“One of Charles Royce’s central mandates is for the research of the Royce fellows to be accessible, so we create many opportunities for the students to present what they’ve learned to diverse audiences — faculty, kids, administrators, their peers,” Heffernan says. “They reflect upon what happened to them in that summer of research within a group of other students who come from a wide range of disciplines, and all of them are asked to consider the usefulness of their work to audiences outside their discipline. This is the most important component of the Royce.”
This is epitomized in the culminating Royce Fellowship presentation, a panel in which three fellows, each from a different discipline, must present their projects through the lens of a common theme to an audience comprising faculty, administrators, students and other Royce fellows.
The panels can develop Royce fellows’ thinking about their own work. For Brooklyn native and sociology concentrator Daniel Echevarria, who graduated in May, this was the case. He used his fellowship to study gentrification in the Bushwick neighborhood of Brooklyn, was asked to present with a fellow who did research on a former Jewish ghetto in Poland where few Jews now live, and another who was studying the gender-based marketing of skateboarding. Together, they uncovered a common theme of urban space and memory — how physical signifiers don’t necessarily coordinate to what happens in a particular space.
“It helps shed light on your own project when you have to talk about it in abstract ways,” Echevarria says. “You almost have to think about it on a higher plane.”
Cultivating a fine society

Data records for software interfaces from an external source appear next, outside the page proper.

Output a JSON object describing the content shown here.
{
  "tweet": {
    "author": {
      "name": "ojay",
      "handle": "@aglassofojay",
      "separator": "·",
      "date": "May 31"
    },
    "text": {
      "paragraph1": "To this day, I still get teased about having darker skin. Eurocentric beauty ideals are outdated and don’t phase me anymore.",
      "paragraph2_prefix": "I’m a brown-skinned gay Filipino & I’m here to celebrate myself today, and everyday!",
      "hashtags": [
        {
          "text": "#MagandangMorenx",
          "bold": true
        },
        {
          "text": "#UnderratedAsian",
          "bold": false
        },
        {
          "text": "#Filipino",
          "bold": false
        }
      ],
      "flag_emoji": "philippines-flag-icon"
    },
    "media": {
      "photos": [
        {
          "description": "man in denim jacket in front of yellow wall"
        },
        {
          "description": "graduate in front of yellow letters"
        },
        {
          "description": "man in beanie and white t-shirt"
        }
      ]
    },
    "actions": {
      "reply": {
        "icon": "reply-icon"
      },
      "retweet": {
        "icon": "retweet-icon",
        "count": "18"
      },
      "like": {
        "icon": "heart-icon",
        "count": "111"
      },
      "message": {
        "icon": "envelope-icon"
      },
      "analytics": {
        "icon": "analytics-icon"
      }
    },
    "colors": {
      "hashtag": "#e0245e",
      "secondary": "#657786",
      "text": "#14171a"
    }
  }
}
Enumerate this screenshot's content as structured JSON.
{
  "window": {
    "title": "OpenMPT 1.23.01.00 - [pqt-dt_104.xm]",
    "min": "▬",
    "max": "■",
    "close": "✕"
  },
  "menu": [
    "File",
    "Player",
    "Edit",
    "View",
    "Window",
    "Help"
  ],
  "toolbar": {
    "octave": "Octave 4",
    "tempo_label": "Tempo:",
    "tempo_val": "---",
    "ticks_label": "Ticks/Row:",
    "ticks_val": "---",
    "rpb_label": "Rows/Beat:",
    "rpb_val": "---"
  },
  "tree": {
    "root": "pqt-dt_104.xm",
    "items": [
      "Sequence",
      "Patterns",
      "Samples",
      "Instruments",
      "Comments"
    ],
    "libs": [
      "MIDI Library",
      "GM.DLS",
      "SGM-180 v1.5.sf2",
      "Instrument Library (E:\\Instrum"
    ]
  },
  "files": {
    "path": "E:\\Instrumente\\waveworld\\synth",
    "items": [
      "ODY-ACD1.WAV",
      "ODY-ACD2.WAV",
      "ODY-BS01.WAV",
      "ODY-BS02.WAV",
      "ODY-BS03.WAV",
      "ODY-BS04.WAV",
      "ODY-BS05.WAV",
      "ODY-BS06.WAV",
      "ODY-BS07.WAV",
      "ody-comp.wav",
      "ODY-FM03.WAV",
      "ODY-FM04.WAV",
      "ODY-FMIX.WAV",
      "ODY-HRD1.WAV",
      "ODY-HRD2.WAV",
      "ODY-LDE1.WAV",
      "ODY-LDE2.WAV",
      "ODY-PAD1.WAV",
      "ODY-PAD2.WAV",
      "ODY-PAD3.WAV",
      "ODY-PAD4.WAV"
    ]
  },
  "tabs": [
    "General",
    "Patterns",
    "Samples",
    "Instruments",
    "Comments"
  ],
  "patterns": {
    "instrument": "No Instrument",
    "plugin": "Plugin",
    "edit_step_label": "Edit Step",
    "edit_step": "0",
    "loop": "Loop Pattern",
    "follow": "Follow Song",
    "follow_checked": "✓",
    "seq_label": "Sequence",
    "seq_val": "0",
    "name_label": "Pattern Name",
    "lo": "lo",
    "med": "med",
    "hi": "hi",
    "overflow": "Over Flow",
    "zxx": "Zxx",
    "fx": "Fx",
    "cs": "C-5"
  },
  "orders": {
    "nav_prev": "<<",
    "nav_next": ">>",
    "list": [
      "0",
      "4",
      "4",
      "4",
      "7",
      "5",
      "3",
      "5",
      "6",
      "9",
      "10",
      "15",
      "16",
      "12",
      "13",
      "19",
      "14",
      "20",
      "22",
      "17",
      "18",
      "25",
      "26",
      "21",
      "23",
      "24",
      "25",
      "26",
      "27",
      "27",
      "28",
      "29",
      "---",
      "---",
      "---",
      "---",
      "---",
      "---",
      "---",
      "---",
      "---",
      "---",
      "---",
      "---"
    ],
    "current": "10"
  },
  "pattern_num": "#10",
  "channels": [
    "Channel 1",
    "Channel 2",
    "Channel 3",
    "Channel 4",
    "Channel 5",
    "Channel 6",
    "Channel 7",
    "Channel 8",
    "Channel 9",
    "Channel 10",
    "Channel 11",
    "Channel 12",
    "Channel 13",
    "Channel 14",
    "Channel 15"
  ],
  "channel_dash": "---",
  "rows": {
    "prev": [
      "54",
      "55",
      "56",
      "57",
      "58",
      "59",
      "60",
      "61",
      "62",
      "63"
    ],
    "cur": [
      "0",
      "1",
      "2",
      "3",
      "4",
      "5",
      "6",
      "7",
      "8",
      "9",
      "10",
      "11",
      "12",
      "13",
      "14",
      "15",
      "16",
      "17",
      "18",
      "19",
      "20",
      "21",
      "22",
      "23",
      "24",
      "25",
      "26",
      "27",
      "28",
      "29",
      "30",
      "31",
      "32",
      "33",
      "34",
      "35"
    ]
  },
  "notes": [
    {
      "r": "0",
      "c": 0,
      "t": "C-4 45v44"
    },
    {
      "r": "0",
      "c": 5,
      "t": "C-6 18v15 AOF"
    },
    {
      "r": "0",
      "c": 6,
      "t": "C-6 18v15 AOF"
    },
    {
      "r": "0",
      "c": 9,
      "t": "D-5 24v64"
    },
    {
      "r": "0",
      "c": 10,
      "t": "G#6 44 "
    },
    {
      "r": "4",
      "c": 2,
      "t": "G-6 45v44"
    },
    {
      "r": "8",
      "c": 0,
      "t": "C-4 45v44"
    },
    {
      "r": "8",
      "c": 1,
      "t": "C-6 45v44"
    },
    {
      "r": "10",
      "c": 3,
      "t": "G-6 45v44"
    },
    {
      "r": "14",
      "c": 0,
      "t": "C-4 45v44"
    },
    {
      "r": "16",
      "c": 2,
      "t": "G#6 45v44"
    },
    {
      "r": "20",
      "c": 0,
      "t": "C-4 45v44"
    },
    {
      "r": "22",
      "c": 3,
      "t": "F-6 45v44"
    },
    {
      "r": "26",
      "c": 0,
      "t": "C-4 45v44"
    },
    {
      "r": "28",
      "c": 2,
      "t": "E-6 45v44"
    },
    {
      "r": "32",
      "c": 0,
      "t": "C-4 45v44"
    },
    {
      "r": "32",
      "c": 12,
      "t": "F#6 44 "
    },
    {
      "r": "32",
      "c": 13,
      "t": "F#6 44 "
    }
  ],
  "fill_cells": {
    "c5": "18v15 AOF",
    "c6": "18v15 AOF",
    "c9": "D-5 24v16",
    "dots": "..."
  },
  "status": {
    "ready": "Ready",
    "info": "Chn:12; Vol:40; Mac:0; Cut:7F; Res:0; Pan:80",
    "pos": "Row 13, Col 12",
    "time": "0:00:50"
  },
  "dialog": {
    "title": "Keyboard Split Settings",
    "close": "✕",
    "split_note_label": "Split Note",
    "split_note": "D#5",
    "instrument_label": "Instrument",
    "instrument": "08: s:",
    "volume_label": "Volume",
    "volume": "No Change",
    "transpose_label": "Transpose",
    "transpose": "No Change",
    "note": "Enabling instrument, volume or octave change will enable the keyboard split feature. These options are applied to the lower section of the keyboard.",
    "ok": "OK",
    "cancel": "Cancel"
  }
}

Heffernan hopes to facilitate similar forums and events for the growing alumni ranks of Royce fellows, bringing together graduates from different career sectors in a space where they can reflect on their commonalities. Twenty years in, she says, the group of Royce graduates has quickly grown into the accomplished, diverse and intellectual community that Charles Royce envisioned when he began the fellowship and the Society of Royce Fellows, to which all recipients belong.
This year, the University held a pilot alumni event for the society in New York, where nearly 65 alumni live. More than 50 showed up.
“When Chuck created the Royce, he was thinking about a Truman or Rhodes model in which people years down the road still affiliate with the Royce,” Heffernan says. “I think we’re getting there. Alumni are very enthusiastic and effusive about how important the Royce was to them in their undergraduate experience.”
Meanwhile, 27 new fellows have started their own Royce journeys this summer, traveling to locales as far flung as Rwanda and as close to campus as Brown’s biomedical labs.
“Some of them will come back in the fall and say, ‘Well, my project was wildly successful,’” Heffernan says. “Some will say, ‘Well, it was successful but not at all like I thought.’ And then there’s always a group who will come back and say ‘My project completely failed, but that failure took me in a whole new direction. And what came out of it is amazing.’”
Editor's note: Some quotes featured in this story came from audio stories about the Royce fellowship that were produced by Liza Yeager .